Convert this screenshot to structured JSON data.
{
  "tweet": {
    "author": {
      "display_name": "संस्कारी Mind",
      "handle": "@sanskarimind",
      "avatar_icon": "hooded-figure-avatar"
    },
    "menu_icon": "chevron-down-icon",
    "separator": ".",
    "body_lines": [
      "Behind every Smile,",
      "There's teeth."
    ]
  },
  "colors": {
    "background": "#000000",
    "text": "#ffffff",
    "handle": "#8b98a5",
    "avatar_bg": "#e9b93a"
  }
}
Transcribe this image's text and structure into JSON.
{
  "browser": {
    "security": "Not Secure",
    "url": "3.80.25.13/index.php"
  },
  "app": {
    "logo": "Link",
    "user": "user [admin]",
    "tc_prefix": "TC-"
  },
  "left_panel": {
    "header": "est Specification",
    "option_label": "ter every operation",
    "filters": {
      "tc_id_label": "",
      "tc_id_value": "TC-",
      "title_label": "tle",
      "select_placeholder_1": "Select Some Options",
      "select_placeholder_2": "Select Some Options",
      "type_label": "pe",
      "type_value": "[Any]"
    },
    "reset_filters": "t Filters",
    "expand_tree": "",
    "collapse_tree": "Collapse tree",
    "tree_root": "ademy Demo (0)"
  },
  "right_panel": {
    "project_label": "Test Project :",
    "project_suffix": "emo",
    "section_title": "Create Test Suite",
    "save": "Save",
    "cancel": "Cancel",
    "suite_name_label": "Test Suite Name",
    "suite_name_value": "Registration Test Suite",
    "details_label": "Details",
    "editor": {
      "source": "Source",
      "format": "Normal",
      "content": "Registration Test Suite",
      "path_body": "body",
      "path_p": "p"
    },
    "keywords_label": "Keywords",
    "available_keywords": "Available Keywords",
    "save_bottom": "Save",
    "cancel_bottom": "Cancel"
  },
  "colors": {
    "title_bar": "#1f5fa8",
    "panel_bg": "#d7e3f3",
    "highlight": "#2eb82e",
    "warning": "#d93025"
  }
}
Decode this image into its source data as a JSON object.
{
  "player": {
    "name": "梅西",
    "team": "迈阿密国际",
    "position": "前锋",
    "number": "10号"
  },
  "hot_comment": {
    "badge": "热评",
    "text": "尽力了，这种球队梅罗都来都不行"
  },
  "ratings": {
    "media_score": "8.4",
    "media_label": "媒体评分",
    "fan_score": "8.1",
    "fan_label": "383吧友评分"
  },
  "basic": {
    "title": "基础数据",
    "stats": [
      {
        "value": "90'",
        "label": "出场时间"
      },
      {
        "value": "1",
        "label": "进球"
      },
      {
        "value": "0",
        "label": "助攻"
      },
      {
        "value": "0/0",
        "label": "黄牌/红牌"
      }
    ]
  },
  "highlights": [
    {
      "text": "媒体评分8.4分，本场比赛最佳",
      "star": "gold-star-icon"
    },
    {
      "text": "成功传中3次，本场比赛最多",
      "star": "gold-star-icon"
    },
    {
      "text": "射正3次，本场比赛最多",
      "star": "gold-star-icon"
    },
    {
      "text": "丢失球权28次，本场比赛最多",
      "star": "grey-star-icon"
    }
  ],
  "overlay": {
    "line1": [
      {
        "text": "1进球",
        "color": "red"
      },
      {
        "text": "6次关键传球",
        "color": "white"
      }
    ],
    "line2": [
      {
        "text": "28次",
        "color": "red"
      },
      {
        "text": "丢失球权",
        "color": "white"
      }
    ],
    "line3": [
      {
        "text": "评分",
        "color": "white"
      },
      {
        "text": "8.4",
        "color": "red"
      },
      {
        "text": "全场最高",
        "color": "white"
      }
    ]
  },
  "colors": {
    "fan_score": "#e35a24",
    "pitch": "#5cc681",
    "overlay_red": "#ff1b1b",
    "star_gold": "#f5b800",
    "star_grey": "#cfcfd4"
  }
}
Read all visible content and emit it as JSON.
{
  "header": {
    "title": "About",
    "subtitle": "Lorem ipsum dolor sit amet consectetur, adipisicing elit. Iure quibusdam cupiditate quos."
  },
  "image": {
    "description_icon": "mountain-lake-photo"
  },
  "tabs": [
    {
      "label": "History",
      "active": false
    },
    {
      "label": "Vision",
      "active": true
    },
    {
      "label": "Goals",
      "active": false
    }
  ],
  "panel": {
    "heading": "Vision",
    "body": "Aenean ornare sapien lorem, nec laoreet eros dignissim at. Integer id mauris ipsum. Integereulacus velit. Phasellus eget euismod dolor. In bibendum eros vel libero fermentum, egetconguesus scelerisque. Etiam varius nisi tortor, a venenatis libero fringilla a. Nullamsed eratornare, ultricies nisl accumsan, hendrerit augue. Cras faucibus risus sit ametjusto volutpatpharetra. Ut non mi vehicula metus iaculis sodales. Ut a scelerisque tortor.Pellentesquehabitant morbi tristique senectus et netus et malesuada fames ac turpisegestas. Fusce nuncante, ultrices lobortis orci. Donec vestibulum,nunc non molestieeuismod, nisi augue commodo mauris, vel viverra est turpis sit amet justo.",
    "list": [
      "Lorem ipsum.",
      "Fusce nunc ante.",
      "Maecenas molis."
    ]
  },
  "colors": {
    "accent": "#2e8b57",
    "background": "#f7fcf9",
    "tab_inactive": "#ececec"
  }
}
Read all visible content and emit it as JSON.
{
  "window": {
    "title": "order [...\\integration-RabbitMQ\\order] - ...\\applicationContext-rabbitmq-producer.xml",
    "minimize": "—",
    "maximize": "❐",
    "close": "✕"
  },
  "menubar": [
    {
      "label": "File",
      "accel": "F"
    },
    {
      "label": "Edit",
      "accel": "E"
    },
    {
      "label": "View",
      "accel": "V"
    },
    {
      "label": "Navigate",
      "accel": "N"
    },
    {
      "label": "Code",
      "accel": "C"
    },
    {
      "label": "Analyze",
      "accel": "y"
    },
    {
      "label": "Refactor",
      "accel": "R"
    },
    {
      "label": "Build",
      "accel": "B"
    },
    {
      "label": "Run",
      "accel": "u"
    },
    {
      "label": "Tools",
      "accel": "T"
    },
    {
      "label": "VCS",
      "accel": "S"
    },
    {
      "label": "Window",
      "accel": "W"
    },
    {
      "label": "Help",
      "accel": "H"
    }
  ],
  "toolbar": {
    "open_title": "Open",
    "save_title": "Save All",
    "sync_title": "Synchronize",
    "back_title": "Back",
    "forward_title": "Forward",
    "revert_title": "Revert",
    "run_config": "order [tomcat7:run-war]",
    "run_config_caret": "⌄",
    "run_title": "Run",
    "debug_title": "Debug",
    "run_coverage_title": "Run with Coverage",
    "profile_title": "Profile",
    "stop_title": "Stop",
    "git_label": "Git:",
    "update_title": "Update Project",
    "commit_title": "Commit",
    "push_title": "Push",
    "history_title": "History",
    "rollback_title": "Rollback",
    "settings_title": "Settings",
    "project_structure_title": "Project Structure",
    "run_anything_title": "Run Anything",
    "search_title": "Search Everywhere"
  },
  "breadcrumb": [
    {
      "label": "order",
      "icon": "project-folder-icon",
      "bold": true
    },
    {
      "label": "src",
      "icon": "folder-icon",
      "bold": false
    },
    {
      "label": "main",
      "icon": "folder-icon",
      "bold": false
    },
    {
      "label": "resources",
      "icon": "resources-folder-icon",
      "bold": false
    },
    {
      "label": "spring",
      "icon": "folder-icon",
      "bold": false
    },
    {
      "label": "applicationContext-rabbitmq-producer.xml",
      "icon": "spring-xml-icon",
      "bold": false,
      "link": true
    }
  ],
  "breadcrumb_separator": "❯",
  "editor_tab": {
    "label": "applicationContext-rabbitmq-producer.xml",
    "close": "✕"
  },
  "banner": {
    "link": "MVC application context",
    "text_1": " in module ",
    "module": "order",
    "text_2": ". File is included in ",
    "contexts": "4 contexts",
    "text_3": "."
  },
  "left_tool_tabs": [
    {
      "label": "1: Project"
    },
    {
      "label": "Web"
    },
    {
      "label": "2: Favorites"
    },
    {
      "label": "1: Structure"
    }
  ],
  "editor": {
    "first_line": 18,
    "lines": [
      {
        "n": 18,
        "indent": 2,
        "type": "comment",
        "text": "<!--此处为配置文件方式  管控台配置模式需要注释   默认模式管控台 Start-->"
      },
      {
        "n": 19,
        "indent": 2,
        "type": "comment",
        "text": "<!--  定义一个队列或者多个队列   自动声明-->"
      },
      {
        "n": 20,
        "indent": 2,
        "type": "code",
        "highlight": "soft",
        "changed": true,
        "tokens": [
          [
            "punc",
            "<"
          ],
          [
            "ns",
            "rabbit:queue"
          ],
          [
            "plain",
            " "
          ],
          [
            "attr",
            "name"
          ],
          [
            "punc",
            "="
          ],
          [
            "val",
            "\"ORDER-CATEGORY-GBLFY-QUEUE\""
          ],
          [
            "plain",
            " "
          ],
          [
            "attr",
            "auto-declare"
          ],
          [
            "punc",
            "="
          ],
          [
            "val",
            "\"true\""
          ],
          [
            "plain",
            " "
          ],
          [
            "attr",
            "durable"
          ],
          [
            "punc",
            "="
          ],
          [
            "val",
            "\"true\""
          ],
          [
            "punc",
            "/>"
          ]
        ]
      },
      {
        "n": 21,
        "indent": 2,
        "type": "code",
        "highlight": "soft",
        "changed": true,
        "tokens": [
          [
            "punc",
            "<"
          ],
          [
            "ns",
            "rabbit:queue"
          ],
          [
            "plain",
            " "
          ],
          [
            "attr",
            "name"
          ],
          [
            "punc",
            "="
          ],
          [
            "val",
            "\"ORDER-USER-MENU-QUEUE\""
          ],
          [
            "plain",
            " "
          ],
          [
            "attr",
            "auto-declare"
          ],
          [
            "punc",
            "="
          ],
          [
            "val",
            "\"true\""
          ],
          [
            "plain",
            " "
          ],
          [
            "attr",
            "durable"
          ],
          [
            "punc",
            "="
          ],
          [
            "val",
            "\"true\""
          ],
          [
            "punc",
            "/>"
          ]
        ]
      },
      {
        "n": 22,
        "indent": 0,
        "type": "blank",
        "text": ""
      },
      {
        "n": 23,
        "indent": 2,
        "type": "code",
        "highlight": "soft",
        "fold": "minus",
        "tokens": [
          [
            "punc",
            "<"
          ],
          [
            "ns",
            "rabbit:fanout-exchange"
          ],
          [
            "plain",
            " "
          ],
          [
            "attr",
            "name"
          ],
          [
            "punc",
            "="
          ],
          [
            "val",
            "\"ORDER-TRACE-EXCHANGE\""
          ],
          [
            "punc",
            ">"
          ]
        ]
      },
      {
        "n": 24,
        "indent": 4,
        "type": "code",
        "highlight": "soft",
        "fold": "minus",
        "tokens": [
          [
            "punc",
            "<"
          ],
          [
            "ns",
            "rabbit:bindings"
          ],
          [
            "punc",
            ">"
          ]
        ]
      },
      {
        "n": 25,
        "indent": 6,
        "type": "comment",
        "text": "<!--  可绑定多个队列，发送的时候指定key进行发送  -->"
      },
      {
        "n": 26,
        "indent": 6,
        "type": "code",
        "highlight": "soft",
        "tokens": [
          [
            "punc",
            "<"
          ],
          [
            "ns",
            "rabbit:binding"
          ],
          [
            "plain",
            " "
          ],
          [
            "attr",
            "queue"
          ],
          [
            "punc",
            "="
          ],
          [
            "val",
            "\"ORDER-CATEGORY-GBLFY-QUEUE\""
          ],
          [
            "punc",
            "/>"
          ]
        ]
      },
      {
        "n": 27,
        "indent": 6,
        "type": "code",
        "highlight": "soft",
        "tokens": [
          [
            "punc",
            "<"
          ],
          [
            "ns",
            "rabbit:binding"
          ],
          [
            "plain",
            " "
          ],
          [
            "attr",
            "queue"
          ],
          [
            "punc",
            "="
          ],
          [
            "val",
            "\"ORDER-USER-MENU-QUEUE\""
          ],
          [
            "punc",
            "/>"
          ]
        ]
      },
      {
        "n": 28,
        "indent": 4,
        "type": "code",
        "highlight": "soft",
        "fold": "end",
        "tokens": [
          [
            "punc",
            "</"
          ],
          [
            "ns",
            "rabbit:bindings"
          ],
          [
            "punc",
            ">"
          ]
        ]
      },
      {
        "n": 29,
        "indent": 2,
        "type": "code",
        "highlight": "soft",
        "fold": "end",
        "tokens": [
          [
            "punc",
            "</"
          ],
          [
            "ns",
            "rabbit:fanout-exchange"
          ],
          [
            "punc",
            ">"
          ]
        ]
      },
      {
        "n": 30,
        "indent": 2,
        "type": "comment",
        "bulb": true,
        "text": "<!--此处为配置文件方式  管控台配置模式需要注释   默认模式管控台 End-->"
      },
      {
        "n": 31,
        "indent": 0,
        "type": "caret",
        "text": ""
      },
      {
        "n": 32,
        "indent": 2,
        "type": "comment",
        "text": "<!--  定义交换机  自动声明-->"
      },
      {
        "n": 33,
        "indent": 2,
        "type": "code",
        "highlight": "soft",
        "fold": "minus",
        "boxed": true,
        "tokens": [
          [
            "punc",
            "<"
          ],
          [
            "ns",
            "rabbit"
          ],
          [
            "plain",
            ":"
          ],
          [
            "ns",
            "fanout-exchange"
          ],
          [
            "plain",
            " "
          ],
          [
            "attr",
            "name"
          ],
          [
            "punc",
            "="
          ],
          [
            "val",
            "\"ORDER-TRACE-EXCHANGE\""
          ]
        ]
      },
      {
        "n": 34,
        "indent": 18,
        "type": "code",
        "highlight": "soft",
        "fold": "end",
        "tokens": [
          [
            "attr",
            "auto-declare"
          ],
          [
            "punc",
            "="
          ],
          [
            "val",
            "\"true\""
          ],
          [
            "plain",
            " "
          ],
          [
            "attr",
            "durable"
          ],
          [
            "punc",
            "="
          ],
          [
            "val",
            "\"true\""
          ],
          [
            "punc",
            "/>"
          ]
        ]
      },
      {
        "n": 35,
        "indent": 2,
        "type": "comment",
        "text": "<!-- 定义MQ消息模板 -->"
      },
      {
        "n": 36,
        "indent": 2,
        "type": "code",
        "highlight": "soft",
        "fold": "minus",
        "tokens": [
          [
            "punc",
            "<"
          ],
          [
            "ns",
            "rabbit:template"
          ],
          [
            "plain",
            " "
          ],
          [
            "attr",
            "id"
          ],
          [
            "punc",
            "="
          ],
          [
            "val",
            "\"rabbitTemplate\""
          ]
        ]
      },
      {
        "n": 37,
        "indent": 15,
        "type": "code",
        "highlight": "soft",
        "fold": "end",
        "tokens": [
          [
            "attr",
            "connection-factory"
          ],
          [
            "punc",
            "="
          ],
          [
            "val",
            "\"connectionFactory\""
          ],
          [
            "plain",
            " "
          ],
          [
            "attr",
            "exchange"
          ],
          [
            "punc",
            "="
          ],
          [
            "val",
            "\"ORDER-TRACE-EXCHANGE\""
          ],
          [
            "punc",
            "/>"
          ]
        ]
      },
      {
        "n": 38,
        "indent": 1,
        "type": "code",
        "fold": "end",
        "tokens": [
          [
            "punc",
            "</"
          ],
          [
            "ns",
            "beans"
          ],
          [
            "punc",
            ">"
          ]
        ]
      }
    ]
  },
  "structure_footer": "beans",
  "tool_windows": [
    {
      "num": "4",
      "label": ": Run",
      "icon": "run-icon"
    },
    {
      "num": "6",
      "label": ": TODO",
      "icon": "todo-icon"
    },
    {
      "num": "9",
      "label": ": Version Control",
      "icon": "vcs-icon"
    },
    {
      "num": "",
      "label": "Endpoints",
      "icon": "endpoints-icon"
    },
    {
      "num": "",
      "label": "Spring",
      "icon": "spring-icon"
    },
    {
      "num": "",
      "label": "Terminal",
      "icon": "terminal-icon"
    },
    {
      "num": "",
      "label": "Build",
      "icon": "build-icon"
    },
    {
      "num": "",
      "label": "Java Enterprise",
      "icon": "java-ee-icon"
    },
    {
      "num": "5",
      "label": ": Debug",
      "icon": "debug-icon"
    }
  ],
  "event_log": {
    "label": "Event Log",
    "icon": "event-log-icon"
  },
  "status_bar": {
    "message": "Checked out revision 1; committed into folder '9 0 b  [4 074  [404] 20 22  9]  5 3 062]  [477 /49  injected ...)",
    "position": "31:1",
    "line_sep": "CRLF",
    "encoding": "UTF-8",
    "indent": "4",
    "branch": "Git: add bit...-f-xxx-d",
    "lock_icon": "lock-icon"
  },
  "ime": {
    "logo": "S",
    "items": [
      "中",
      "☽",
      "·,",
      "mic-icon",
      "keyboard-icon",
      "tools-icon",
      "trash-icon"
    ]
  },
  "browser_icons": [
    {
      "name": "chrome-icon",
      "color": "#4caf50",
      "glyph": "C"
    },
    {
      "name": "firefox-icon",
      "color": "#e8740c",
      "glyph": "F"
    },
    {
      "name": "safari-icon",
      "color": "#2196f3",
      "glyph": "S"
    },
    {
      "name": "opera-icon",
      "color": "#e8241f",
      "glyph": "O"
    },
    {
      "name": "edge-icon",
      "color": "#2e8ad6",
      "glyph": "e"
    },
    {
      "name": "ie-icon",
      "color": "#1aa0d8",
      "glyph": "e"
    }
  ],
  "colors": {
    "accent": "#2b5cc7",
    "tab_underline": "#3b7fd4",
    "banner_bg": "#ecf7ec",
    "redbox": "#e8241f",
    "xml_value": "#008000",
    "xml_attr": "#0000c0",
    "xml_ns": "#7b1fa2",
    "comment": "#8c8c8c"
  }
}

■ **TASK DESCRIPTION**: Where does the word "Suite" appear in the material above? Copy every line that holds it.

■ **WRITTEN SOLUTION**:
    "section_title": "Create Test Suite",
    "suite_name_label": "Test Suite Name",
    "suite_name_value": "Registration Test Suite",
      "content": "Registration Test Suite",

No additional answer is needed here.